Published in ‘Earthquake Spectra’, the research highlights that approximately 75% of the United States can experience damaging earthquakes. This comprehensive assessment, the first to cover all 50 states, marks a significant advance in understanding the seismic hazards facing the country.
The updated NSHM offers a detailed color-coded map pinpointing potential earthquake zones thanks to improved seismic surveys, historical geological data, and advanced data collection technologies.
Notable changes from previous models include an increased potential for damaging earthquakes along the central and northeastern Atlantic coast corridors, including major cities such as Washington, DC, Philadelphia, New York, and Boston.
In addition, greater risks have been identified in California, Alaska, and Hawaii, the latter with greater potential due to recent volcanic activity and earthquake disturbances.
Earthquakes: Implications for public safety
This study serves as an important tool for engineers, architects, and policymakers, informing how buildings and structures should be designed and constructed to minimize the effects of earthquakes.
Research highlights that 37 US states have experienced major earthquakes in the past 200 years, which highlights the pervasive nature of the danger.
While it is impossible to predict earthquakes, the model provides critical data to prepare and protect vulnerable communities against potential earthquake events.
While the study does not predict earthquakes, its insights are important in understanding and preparing for potential earthquake challenges in the future.
The most destructive earthquakes in the United States in the last 100 years

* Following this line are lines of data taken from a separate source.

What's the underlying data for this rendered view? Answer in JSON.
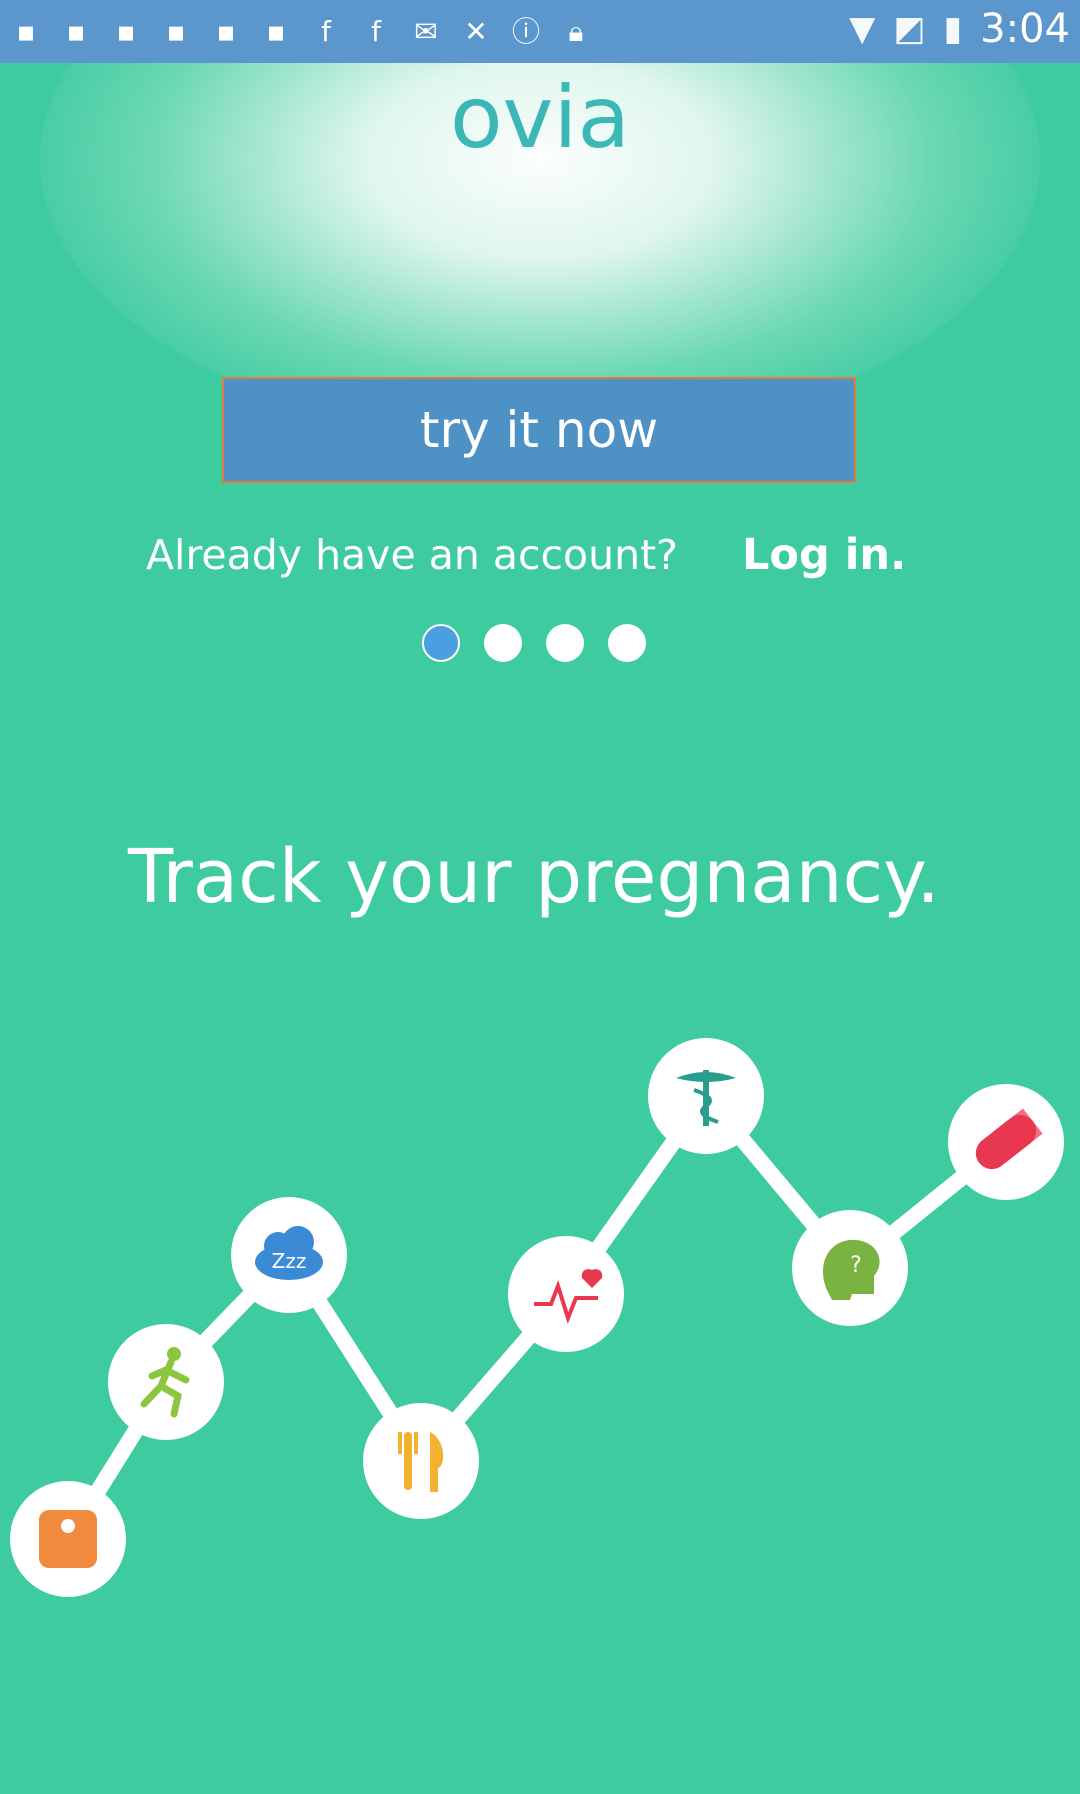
{
  "status_bar": {
    "time": "3:04",
    "left_icons": [
      "notification-icon",
      "notification-icon",
      "notification-icon",
      "notification-icon",
      "notification-icon",
      "notification-icon",
      "facebook-icon",
      "facebook-icon",
      "mail-icon",
      "satellite-icon",
      "alert-icon",
      "lock-icon"
    ],
    "right_icons": [
      "wifi-icon",
      "no-sim-icon",
      "battery-charging-icon"
    ]
  },
  "logo": {
    "text": "ovia"
  },
  "cta": {
    "label": "try it now"
  },
  "account": {
    "prompt": "Already have an account?",
    "login_label": "Log in."
  },
  "pager": {
    "count": 4,
    "active_index": 0
  },
  "headline": "Track your pregnancy.",
  "illustration": {
    "icons": [
      "scale-icon",
      "runner-icon",
      "sleep-cloud-icon",
      "fork-knife-icon",
      "heartbeat-icon",
      "caduceus-icon",
      "mind-question-icon",
      "pill-icon"
    ]
  },
  "colors": {
    "background": "#3ecba0",
    "status_bar": "#5b96cc",
    "button": "#4e91c5",
    "logo": "#3bb7b5",
    "active_dot": "#4a9fe0"
  }
}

The ten deadliest earthquakes in the United States in the past 100 years vary in size and location. Among the most notable is the earthquake in Alaska on March 27, 1964, known as the Good Friday earthquake or the Great Alaska earthquake.

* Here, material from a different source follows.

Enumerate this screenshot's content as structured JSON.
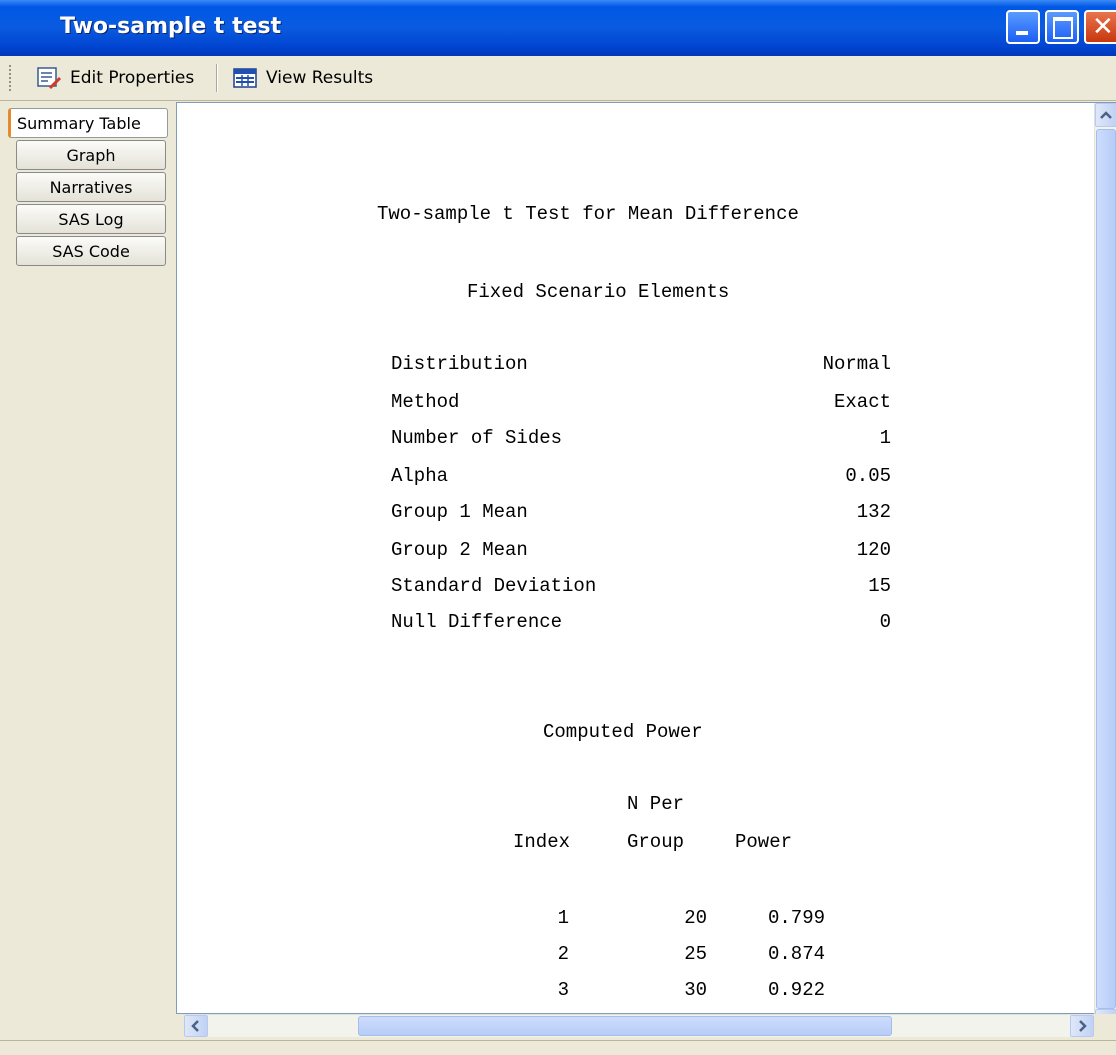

With a magnitude of 9.2, it was the strongest earthquake recorded in North American history and the second strongest worldwide, resulting in approximately 131 deaths, according to the World Atlas.
Another major earthquake was the Aleutian Islands earthquake on April 1, 1946, with a magnitude of 8.6, which caused 165 deaths and extensive damage.
The Cascadia earthquake of 1700, which occurred on January 26 and had an estimated magnitude between 8.7 and 9.2, affected what are now Washington, Oregon, and California, although there is not enough information to quantify the magnitude of the earthquake, the destruction, and the number of deaths.
In California, the Fort Tejon earthquakes of 1857 and the San Francisco earthquake of 1906, both of magnitude 7.9, were also significant. While the Fort Tejon earthquake resulted in only two deaths, the San Francisco earthquake caused over 3,000 deaths.
These events reflect not only their magnitude but also the human losses and material damage they cause.